Hometown fans are pumped about Jimmy Garoppolo's Super Bowl appearance
While the Bears won't be playing in Super Bowl LIV next month, many in the Northwest suburbs will have a deep stake in the game's outcome when native son and San Francisco 49ers quarterback Jimmy Garoppolo takes the field in Miami.
The success of the Rolling Meadows High School grad -- whose football roots go back to the Cowboys youth program in his hometown Arlington Heights -- is never far from the thoughts of today's students and athletes, local school officials said.
Last week, Garoppolo's old yearbooks were pulled out for students at South Middle School in Arlington Heights. The school held a pep rally Friday and created a "Good Luck, Jimmy!" social media video ahead of Sunday's NFC Championship Game against the Green Bay Packers.
"It's just a cool thing," said Adam Harris, head of communications and storytelling for Arlington Heights Elementary District 25. "Someone who went to our schools is in the Super Bowl. It's a really rare, rare thing for the community to celebrate."
Lisa Da Rocha, assistant principal at Rolling Meadows High, said Garoppolo's budding NFL stardom is watched closely at the school.
"With all the things that he's accomplished in his short career, we're just super happy for him and proud of how he's handling himself," she said.
Tony Wolanski, an assistant football coach at Rolling Meadows High when Garoppolo played there, attested to the natural talent and character of the Super Bowl-bound quarterback.

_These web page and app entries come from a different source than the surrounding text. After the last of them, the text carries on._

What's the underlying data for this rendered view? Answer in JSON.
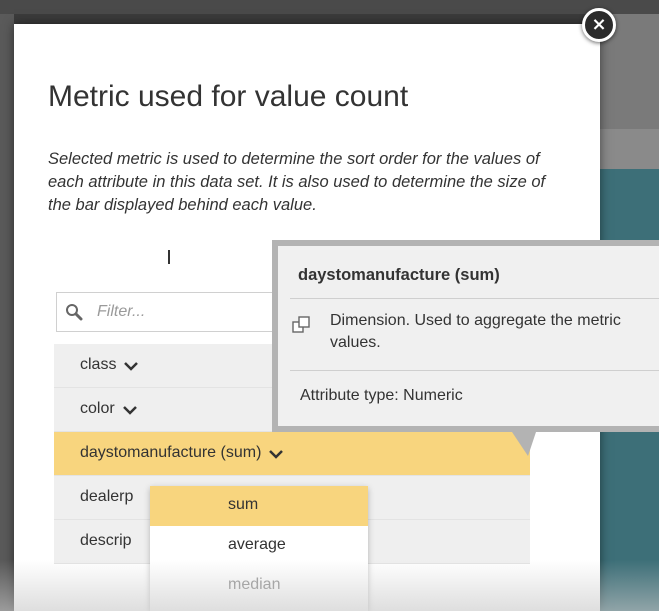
{
  "dialog": {
    "title": "Metric used for value count",
    "description": "Selected metric is used to determine the sort order for the values of each attribute in this data set. It is also used to determine the size of the bar displayed behind each value.",
    "close_icon": "close-icon"
  },
  "filter": {
    "placeholder": "Filter...",
    "value": ""
  },
  "attributes": [
    {
      "label": "class"
    },
    {
      "label": "color"
    },
    {
      "label": "daystomanufacture (sum)"
    },
    {
      "label": "dealerp"
    },
    {
      "label": "descrip"
    }
  ],
  "metric_dropdown": {
    "options": [
      "sum",
      "average",
      "median"
    ],
    "selected": "sum"
  },
  "tooltip": {
    "title": "daystomanufacture (sum)",
    "description": "Dimension. Used to aggregate the metric values.",
    "type_text": "Attribute type: Numeric",
    "icon": "dimension-icon"
  },
  "colors": {
    "selected_row": "#f8d57e",
    "teal_background": "#3d6f78"
  }
}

"I think as a player, he was always one of the more talented Rolling Meadows High School ever had," Wolanski said. "But I think what separates him from a lot of others was his leadership skills."

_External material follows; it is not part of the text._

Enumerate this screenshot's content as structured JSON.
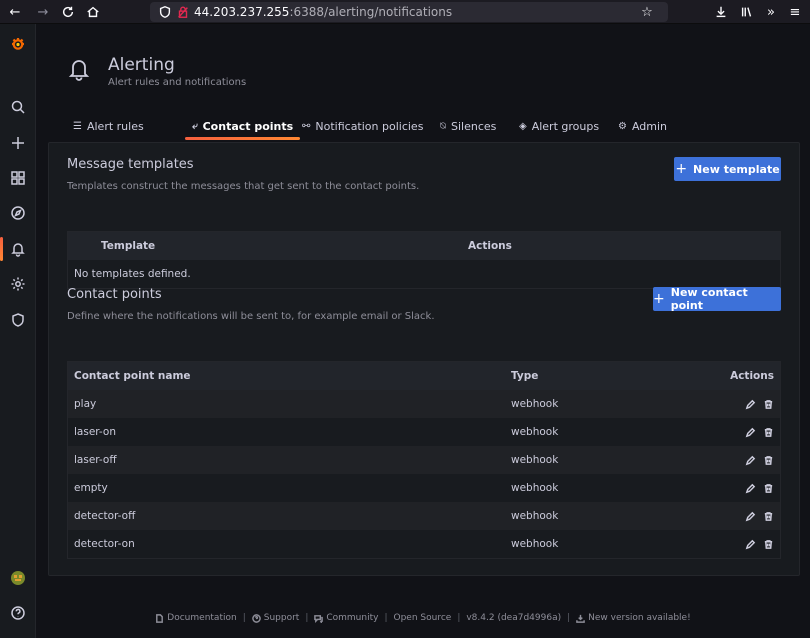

Through his 28 seasons as a football coach, Wolanski said, Garoppolo was one of only three players he believed could make it to the NFL if he wanted.
And Jimmy did.
"He wanted to always get better and improve," Wolanski said.
Wolanski has since become friends with Garoppolo's dad and said he knows now where the young man's character came from.
"His family brought him up the right way," he said. "He's a very nice guy. He's grown up to be a very humble adult. He really does take care of people. That's the way his family is."
Wolanski, who now coaches girls softball at Rolling Meadows, said everyone at the school is a San Francisco 49ers fan.
Garoppolo's local fans made themselves felt Sunday at Rep's Place in Rolling Meadows, where his high school jersey hangs on the wall.
"We had a full house for the second game yesterday for sure," sports bar owner Mike Reppe said. "It was a very high-energy."
Both 49ers playoff games brought Rep's its biggest crowds of the season, and arrangements likely will be made to create even more space for the Super Bowl audience Feb. 2, he said.
"If the Bears can't be in it, this is better or the next best thing," Reppe said.
Arlington Heights Mayor Tom Hayes said he expects village officials will formally reach out to Garoppolo to see if he might be able to come to a village board meeting sometime after the Super Bowl and be formally recognized for his recent accomplishments.
On May 8, 2014 -- the day Garoppolo was drafted into the NFL -- the village honored him by declaring it Jimmy Garoppolo Day in Arlington Heights.
• Daily Herald staff writer Christopher Placek contributed to this report.